Psychiatric counselling, talking to kin daily: How workers trapped in Sikyara tunnel stay motivated

Uttarkashi: “Don’t be nervous, we’re on it.” That’s what family members of Saba Ahmad, one of the 41 workers trapped at Sikyara tunnel for the last 15 days, keep telling whenever they communicate with him.

A mic has been sent to the workers, stuck in a 2-km built-up area beyond the rubble accumulated in the collapsed part, through a pipe that helps them talk to people outside.

As the rescue operation got delayed due to the hurdles in drilling, Saba Ahmad was counseled by doctors and psychiatrists to keep him motivated, his brother Naiiyar Ahmad told PTI.

A team of doctors, stationed at the rescue operation site, talk to the trapped workers twice a day — from 9 am to 11 am and 5 pm to 8 pm.

Also, family members of the trapped workers are allowed to talk to them anytime they like. The administration has set up a camp for the kin of the workers outside the tunnel.

Naiiyar, who is staying in a room provided by the construction company, near the camp said he talks to his brother twice daily and also makes sure that Saba’s wife and three children, who are in Bihar’s Bhojpur, talk to him.

“We keep motivating him. We never talk about the difficulties and hurdles but tell them that they will come out soon. The workers are doing fine as they get almost every essential item inside,” Naiyyar said.

It has been 15 days since the 41 workers were trapped inside the tunnel after a portion of it collapsed on November 12. The rescue operation was started soon after the incident but the work was delayed due to hurdles in drilling.

A team of five doctors, including two psychiatrists, have been stationed at the rescue site round the clock.

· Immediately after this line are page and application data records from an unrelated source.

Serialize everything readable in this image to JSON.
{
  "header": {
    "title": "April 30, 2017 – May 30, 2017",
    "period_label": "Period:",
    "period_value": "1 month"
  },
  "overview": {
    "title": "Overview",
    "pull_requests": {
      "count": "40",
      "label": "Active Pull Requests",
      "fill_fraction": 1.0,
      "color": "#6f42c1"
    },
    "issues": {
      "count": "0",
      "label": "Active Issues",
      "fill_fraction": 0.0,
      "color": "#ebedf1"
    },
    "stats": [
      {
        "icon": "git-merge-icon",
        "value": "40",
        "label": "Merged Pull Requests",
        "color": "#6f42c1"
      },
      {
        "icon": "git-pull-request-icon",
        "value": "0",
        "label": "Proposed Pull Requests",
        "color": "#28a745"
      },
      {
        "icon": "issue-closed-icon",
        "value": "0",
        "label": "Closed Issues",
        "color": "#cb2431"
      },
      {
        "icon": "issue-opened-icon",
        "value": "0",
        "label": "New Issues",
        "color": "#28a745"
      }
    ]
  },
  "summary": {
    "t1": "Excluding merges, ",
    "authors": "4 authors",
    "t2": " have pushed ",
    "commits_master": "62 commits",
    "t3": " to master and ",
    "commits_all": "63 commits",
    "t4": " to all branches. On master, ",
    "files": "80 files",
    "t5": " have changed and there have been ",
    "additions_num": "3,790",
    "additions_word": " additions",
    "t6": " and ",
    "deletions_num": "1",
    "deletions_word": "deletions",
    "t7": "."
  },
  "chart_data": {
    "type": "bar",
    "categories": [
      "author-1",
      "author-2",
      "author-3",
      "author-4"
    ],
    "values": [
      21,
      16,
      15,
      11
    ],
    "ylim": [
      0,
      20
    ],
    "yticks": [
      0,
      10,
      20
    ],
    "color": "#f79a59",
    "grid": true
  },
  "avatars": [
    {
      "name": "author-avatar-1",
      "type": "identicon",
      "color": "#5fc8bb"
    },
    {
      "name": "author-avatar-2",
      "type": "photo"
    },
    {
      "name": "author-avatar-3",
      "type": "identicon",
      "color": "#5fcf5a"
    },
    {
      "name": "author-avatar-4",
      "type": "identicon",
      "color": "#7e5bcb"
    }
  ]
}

Dr Bimlesh Joshi, who is a nodal officer of the medical team at the site, said, “Apart from this, at least 10 more doctors remain on standby in Uttarkashi till the rescue operation is on.” The psychiatrists and doctors are constantly in touch with the family members and keep counselling them as and when required so that they do not say something which can make any negative impact on the minds of the trapped workers, he said. Dr Prem Pokhriyal, another senior doctor with the medical team said, the trapped workers are being examined regularly.

“Initially, we gave them juices and energy drinks. But now they are getting proper meals. In the morning, we send boiled eggs, milk, tea and dalia and for lunch and dinner, they get dal, rice, chapati and subji. Disposable plates have been given to them,” he said.

“To keep them hydrated, I told them to drink ORS power, which is already sent. Eye drops, vitamin tablets and other energy drinks have also been sent to them,” Dr Pokhriyal said and added a lot of stock of dry fruits and biscuits have also been given.

An official said toothpaste, brushes, towels, clothes and undergarments, all are being provided to them. Mobile phones containing movies and video games were given to them, he said.

“I talk to them daily,” Dr Pokhriyal said.

For sleep, fortunately, there were bundles of geotextile sheets, which were lying inside. They used them for sleep. The workers do yoga and exercise and walk in the tunnel in the morning and evening,” he said.

The stretch where they are trapped is about two kilometres and the temperature is between 22 degrees Celsius to 24 degrees Celsius. “They do not require woollen clothes as of now,” he said.

They have a round-the-clock electricity supply. When the rubble collapsed, the electricity supply which was set during the construction was not destroyed, as it was done through the walls, an official said.